- Opening Delimiter -

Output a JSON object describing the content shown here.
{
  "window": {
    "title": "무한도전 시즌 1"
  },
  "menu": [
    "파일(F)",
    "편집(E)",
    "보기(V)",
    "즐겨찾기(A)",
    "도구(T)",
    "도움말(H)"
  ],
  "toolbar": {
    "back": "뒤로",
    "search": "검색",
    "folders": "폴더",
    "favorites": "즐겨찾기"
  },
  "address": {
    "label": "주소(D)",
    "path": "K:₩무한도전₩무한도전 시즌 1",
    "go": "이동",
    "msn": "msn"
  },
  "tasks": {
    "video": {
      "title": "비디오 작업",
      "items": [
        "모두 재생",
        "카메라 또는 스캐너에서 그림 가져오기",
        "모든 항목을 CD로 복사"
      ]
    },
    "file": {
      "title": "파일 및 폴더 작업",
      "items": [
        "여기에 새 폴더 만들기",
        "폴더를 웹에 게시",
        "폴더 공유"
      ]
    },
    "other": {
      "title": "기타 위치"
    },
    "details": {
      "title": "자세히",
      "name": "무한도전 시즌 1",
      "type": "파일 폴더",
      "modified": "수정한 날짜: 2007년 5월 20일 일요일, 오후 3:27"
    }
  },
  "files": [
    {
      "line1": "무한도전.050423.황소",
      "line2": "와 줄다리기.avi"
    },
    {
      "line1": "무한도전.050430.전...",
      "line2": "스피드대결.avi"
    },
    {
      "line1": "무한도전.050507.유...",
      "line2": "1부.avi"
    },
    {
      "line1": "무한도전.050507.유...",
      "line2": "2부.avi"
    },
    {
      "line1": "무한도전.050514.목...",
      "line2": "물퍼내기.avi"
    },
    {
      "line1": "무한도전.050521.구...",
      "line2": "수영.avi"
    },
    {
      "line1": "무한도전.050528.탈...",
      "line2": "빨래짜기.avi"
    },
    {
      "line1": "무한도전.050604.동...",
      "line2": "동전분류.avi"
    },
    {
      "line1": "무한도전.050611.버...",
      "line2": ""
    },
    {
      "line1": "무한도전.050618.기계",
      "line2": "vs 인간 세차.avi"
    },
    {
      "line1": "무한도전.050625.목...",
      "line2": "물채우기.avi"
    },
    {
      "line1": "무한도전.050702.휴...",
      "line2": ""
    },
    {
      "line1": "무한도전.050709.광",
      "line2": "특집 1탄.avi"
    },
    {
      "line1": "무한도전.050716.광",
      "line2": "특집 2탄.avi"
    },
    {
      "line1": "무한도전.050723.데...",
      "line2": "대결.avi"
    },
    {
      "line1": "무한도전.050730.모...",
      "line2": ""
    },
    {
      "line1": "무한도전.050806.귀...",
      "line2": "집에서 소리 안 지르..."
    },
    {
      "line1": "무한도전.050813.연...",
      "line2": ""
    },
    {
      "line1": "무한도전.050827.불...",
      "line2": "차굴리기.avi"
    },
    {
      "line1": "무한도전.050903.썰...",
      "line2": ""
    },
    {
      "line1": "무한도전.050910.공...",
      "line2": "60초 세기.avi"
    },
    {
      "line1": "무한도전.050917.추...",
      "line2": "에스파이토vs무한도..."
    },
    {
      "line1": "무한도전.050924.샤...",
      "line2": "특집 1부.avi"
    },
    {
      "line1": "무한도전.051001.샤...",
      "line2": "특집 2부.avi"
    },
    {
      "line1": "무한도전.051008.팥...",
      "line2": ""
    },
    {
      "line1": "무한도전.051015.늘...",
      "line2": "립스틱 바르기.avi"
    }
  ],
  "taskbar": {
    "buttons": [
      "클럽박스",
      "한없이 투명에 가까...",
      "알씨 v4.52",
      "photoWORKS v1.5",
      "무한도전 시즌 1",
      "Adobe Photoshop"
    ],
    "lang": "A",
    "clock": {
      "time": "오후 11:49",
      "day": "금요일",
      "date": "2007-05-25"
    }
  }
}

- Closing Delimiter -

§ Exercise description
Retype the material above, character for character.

§ Problem solution
Output a JSON object describing the content shown here.
{
  "window": {
    "title": "무한도전 시즌 1"
  },
  "menu": [
    "파일(F)",
    "편집(E)",
    "보기(V)",
    "즐겨찾기(A)",
    "도구(T)",
    "도움말(H)"
  ],
  "toolbar": {
    "back": "뒤로",
    "search": "검색",
    "folders": "폴더",
    "favorites": "즐겨찾기"
  },
  "address": {
    "label": "주소(D)",
    "path": "K:₩무한도전₩무한도전 시즌 1",
    "go": "이동",
    "msn": "msn"
  },
  "tasks": {
    "video": {
      "title": "비디오 작업",
      "items": [
        "모두 재생",
        "카메라 또는 스캐너에서 그림 가져오기",
        "모든 항목을 CD로 복사"
      ]
    },
    "file": {
      "title": "파일 및 폴더 작업",
      "items": [
        "여기에 새 폴더 만들기",
        "폴더를 웹에 게시",
        "폴더 공유"
      ]
    },
    "other": {
      "title": "기타 위치"
    },
    "details": {
      "title": "자세히",
      "name": "무한도전 시즌 1",
      "type": "파일 폴더",
      "modified": "수정한 날짜: 2007년 5월 20일 일요일, 오후 3:27"
    }
  },
  "files": [
    {
      "line1": "무한도전.050423.황소",
      "line2": "와 줄다리기.avi"
    },
    {
      "line1": "무한도전.050430.전...",
      "line2": "스피드대결.avi"
    },
    {
      "line1": "무한도전.050507.유...",
      "line2": "1부.avi"
    },
    {
      "line1": "무한도전.050507.유...",
      "line2": "2부.avi"
    },
    {
      "line1": "무한도전.050514.목...",
      "line2": "물퍼내기.avi"
    },
    {
      "line1": "무한도전.050521.구...",
      "line2": "수영.avi"
    },
    {
      "line1": "무한도전.050528.탈...",
      "line2": "빨래짜기.avi"
    },
    {
      "line1": "무한도전.050604.동...",
      "line2": "동전분류.avi"
    },
    {
      "line1": "무한도전.050611.버...",
      "line2": ""
    },
    {
      "line1": "무한도전.050618.기계",
      "line2": "vs 인간 세차.avi"
    },
    {
      "line1": "무한도전.050625.목...",
      "line2": "물채우기.avi"
    },
    {
      "line1": "무한도전.050702.휴...",
      "line2": ""
    },
    {
      "line1": "무한도전.050709.광",
      "line2": "특집 1탄.avi"
    },
    {
      "line1": "무한도전.050716.광",
      "line2": "특집 2탄.avi"
    },
    {
      "line1": "무한도전.050723.데...",
      "line2": "대결.avi"
    },
    {
      "line1": "무한도전.050730.모...",
      "line2": ""
    },
    {
      "line1": "무한도전.050806.귀...",
      "line2": "집에서 소리 안 지르..."
    },
    {
      "line1": "무한도전.050813.연...",
      "line2": ""
    },
    {
      "line1": "무한도전.050827.불...",
      "line2": "차굴리기.avi"
    },
    {
      "line1": "무한도전.050903.썰...",
      "line2": ""
    },
    {
      "line1": "무한도전.050910.공...",
      "line2": "60초 세기.avi"
    },
    {
      "line1": "무한도전.050917.추...",
      "line2": "에스파이토vs무한도..."
    },
    {
      "line1": "무한도전.050924.샤...",
      "line2": "특집 1부.avi"
    },
    {
      "line1": "무한도전.051001.샤...",
      "line2": "특집 2부.avi"
    },
    {
      "line1": "무한도전.051008.팥...",
      "line2": ""
    },
    {
      "line1": "무한도전.051015.늘...",
      "line2": "립스틱 바르기.avi"
    }
  ],
  "taskbar": {
    "buttons": [
      "클럽박스",
      "한없이 투명에 가까...",
      "알씨 v4.52",
      "photoWORKS v1.5",
      "무한도전 시즌 1",
      "Adobe Photoshop"
    ],
    "lang": "A",
    "clock": {
      "time": "오후 11:49",
      "day": "금요일",
      "date": "2007-05-25"
    }
  }
}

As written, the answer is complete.